Hong Kong was once a beacon of opportunity, of democracy. It was a political refuge, a blip in a territory controlled by communist China.
Seemingly overnight, 7.5 million Hong Kongers have had their freedoms stripped from them by an oppressive Chinese regime intent silencing any voice of dissent — and that doesn’t mean revoking the odd Twitter account. It means imprisonment and death.
In spite of this risk, Hong Kong’s most prominent billionaire, Lai Chee-ying, better known as Jimmy Lai, has given up a life of comfort to become a dissident.
“All I have, this place gave me,” Lai said of his beloved Hong Kong.
Lai sought the light of Hong Kong as a young man, fleeing communist China as a 12-year-old refugee with nothing. After getting off the boat Lai immediately went to a textile factory, where he worked and slept.
He was poor. He was free. He was happy.
For the first time in his life, Lai knew he had a future. He capitalized on the abundance of opportunities Hong Kong presented him, and by age 59, Lai was a billionaire. He accrued his wealth by building a wildly successful clothing and media businesses.
But as the threat of Chinese control over all aspects of life in Hong Kong grew more and more dire, Lai knew that his was not the legacy he needed to preserve — it was Hong Kong he needed to fight for.
“If I go on making money, it doesn’t mean anything to me. If I go into the media business … I can deliver choice. And choice is freedom,” Lai said.
He’s been arrested three times.
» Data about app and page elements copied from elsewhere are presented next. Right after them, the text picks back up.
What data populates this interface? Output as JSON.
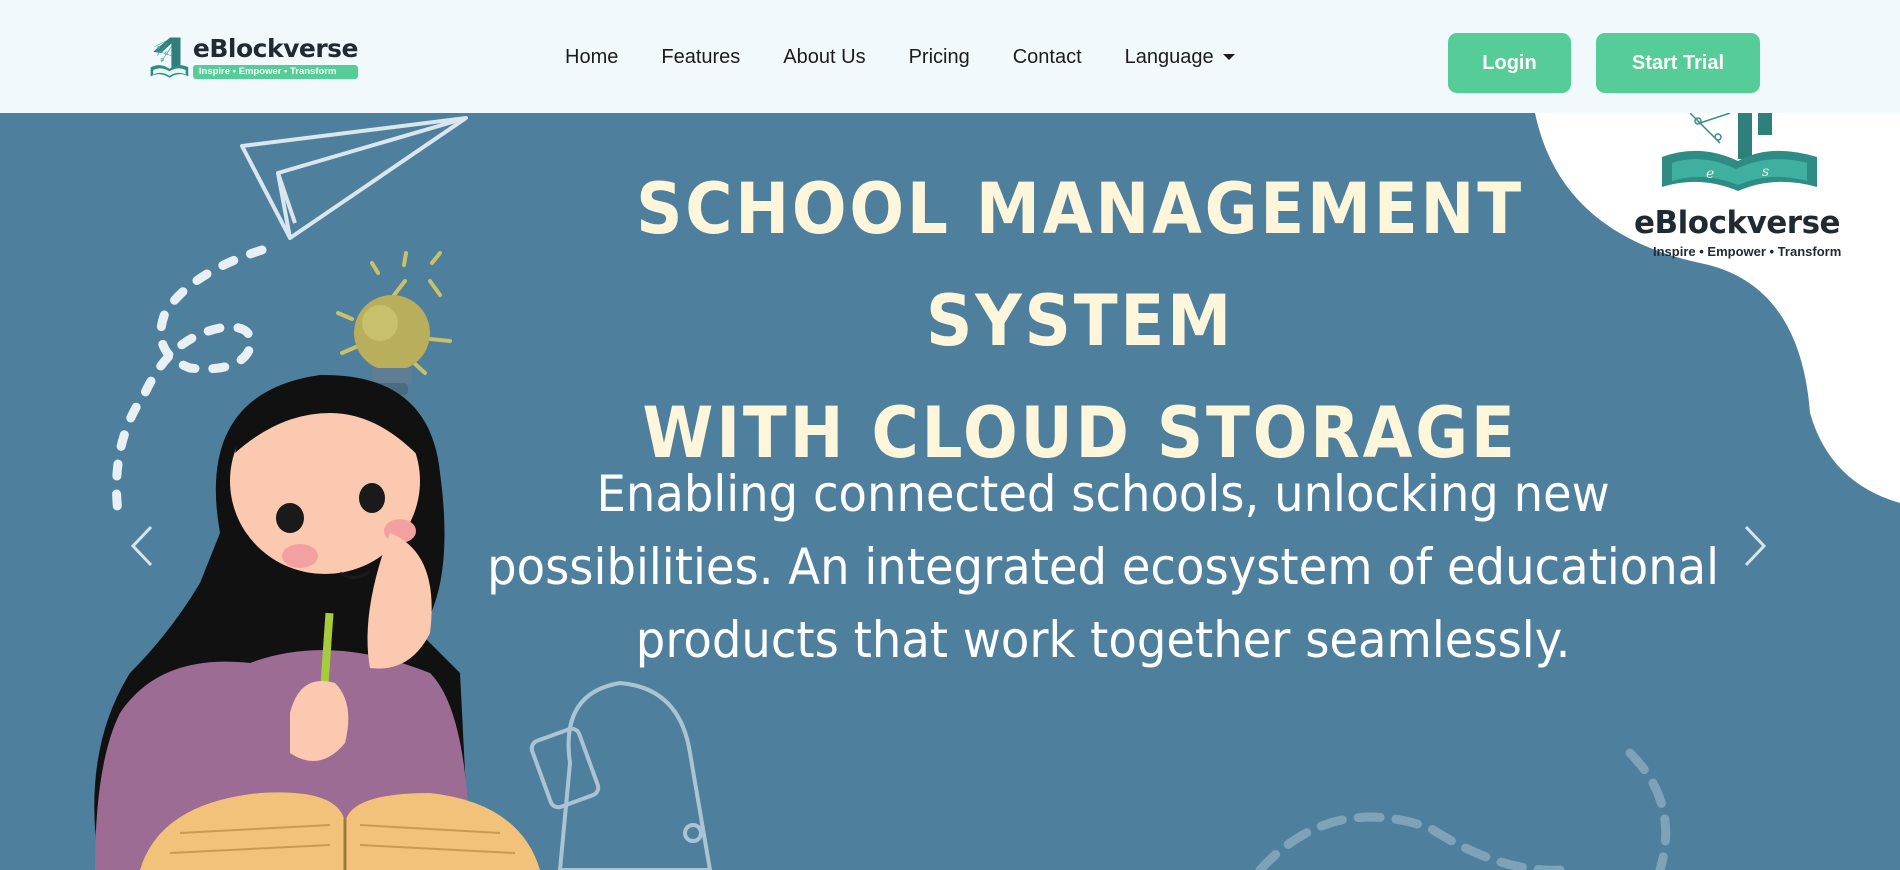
{
  "brand": {
    "name": "eBlockverse",
    "tagline": "Inspire • Empower • Transform"
  },
  "nav": {
    "links": [
      "Home",
      "Features",
      "About Us",
      "Pricing",
      "Contact"
    ],
    "language_label": "Language"
  },
  "buttons": {
    "login": "Login",
    "start_trial": "Start Trial"
  },
  "hero": {
    "title_line1": "SCHOOL MANAGEMENT SYSTEM",
    "title_line2": "WITH CLOUD STORAGE",
    "description_line1": "Enabling connected schools, unlocking new",
    "description_line2": "possibilities. An integrated ecosystem of educational",
    "description_line3": "products that work together seamlessly."
  },
  "colors": {
    "accent": "#56cc98",
    "hero_bg": "#4e7f9d",
    "title": "#fdf6da",
    "navbar_bg": "#f2f9fc"
  },
  "icons": {
    "prev": "chevron-left-icon",
    "next": "chevron-right-icon"
  }
}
Apple Daily, the newspaper that Lai built from the ground up and that became the leading pro-democracy voice in Hong Kong, has been shuttered for violating far-reaching Chinese Communist Party rules that allow the CCP to silence dissent.
Lai could have kept his billions and spent his retirement enjoying the fruits of his labor. As a citizen of the United Kingdom, he could have fled Hong Kong altogether. Instead, he chose to fight.
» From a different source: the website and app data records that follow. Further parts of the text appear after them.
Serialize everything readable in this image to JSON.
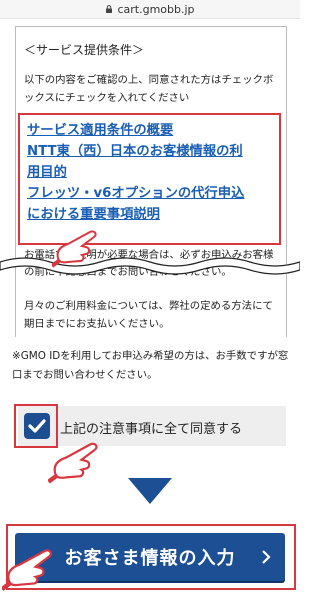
{
  "browser": {
    "url": "cart.gmobb.jp"
  },
  "conditions": {
    "heading": "＜サービス提供条件＞",
    "intro": "以下の内容をご確認の上、同意された方はチェックボックスにチェックを入れてください",
    "links": [
      "サービス適用条件の概要",
      "NTT東（西）日本のお客様情報の利",
      "用目的",
      "フレッツ・v6オプションの代行申込",
      "における重要事項説明"
    ],
    "note1": "お電話でご説明が必要な場合は、必ずお申込みお客様の前に下記窓口までお問い合わせください。",
    "note2": "月々のご利用料金については、弊社の定める方法にて期日までにお支払いください。"
  },
  "gmo_note": "※GMO IDを利用してお申込み希望の方は、お手数ですが窓口までお問い合わせください。",
  "agreement": {
    "label": "上記の注意事項に全て同意する",
    "checked": true
  },
  "submit": {
    "label": "お客さま情報の入力"
  },
  "colors": {
    "accent": "#1c4f94",
    "link": "#1a5fb4",
    "highlight": "#d7373f"
  }
}
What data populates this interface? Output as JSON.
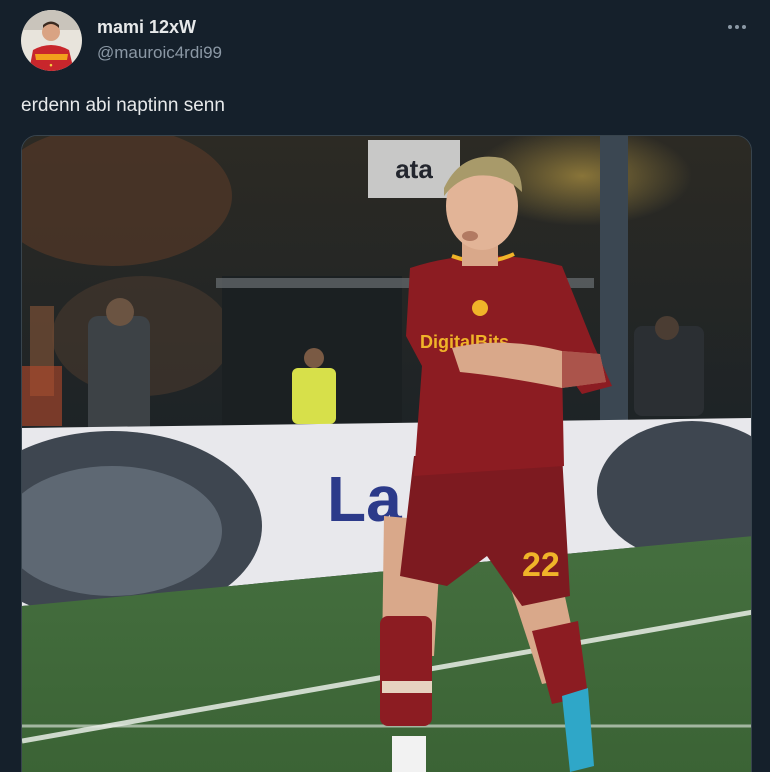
{
  "author": {
    "display_name": "mami 12xW",
    "handle": "@mauroic4rdi99",
    "avatar_icon": "profile-avatar"
  },
  "menu": {
    "more_icon": "more-horizontal-icon"
  },
  "tweet": {
    "text": "erdenn abi naptinn senn"
  },
  "media": {
    "type": "video",
    "player_number": "22",
    "sponsor_text": "DigitalBits",
    "board_text": "La",
    "stand_sign_text": "ata",
    "colors": {
      "kit": "#8c1c22",
      "kit_accent": "#f0b429",
      "pitch": "#3f6a3a",
      "board": "#e8e8ec"
    }
  }
}
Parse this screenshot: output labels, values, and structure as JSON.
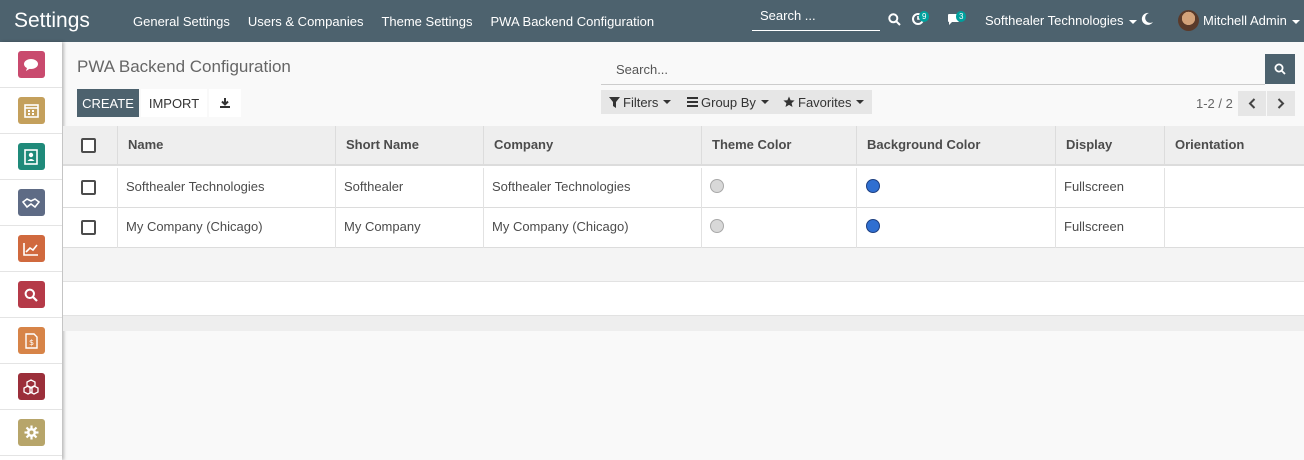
{
  "navbar": {
    "brand": "Settings",
    "menu": [
      "General Settings",
      "Users & Companies",
      "Theme Settings",
      "PWA Backend Configuration"
    ],
    "search_placeholder": "Search ...",
    "activity_count": "9",
    "message_count": "3",
    "company": "Softhealer Technologies",
    "user": "Mitchell Admin"
  },
  "sidebar": {
    "apps": [
      {
        "icon": "discuss-icon",
        "color": "#c94a6e"
      },
      {
        "icon": "calendar-icon",
        "color": "#c4a05c"
      },
      {
        "icon": "contacts-icon",
        "color": "#1f8a7a"
      },
      {
        "icon": "crm-icon",
        "color": "#5e6b85"
      },
      {
        "icon": "sales-icon",
        "color": "#d0693e"
      },
      {
        "icon": "search-app-icon",
        "color": "#b53a48"
      },
      {
        "icon": "invoicing-icon",
        "color": "#d78448"
      },
      {
        "icon": "apps-icon",
        "color": "#9b2f3a"
      },
      {
        "icon": "settings-icon",
        "color": "#b7a56a"
      }
    ]
  },
  "control": {
    "title": "PWA Backend Configuration",
    "create": "CREATE",
    "import": "IMPORT",
    "search_placeholder": "Search...",
    "filters": "Filters",
    "group_by": "Group By",
    "favorites": "Favorites",
    "pager": "1-2 / 2"
  },
  "table": {
    "columns": [
      "Name",
      "Short Name",
      "Company",
      "Theme Color",
      "Background Color",
      "Display",
      "Orientation"
    ],
    "rows": [
      {
        "name": "Softhealer Technologies",
        "short_name": "Softhealer",
        "company": "Softhealer Technologies",
        "theme_color": "#d8d8d8",
        "background_color": "#2f6fd1",
        "display": "Fullscreen",
        "orientation": ""
      },
      {
        "name": "My Company (Chicago)",
        "short_name": "My Company",
        "company": "My Company (Chicago)",
        "theme_color": "#d8d8d8",
        "background_color": "#2f6fd1",
        "display": "Fullscreen",
        "orientation": ""
      }
    ]
  }
}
And it’s a fight that matters, not just for the 7.5 million Hong Kongers whose freedoms have been stripped from them, but also for the world.
The specter of Chinese communism has failed to capture the attention of average Americans, perhaps because of that country’s distance from their everyday lives, or perhaps, ironically, because its goods are so pervasive that they’ve come to see China as an inevitable part of their lives. But anyone who cares about human rights cannot ignore the CCP’s absolute disregard for the value of human life.
The People’s Republic of China commits genocide against the Uighurs, an ethnic minority of Muslims that has been forced into slave labor and re-education camps.
The CCP has squelched any semblance of freedom of speech among its own people, frequently rounding up dissenters and anyone deemed problematic, jailing or killing them.
Lai fled this terror when he hopped in the bottom of a boat heading for an unknown place decades back. But now that terror is back and worse than ever.
Lai has participated in many protests against the CCP and always had one requirement: He wanted to stand in the front, where officials could see him.
Today, Lai fights for his freedom from behind bars. On Dec. 13, he was sentenced to 13 months in prison over his participation in a banned vigil for the victims of the Tiananmen Square massacre. This is on top of the 14-month sentence he received on May 28 for helping to organize an unauthorized pro-democracy rally, and in addition to the six months he had already served.
He is still awaiting a third trial for alleged violations of the CCP’s national security laws, which are so broad as to allow the government to use them in any way it sees fit to silence dissent.
Nevertheless, Lai remains strongly rooted: first in his fervent Catholic faith, and second in his unshakable support of freedom.
The Chinese government wants him silenced, but Jimmy Lai’s fight in Hong Kong is far from done.
“Even if they kill me, I will fight to the last day,” Lai said.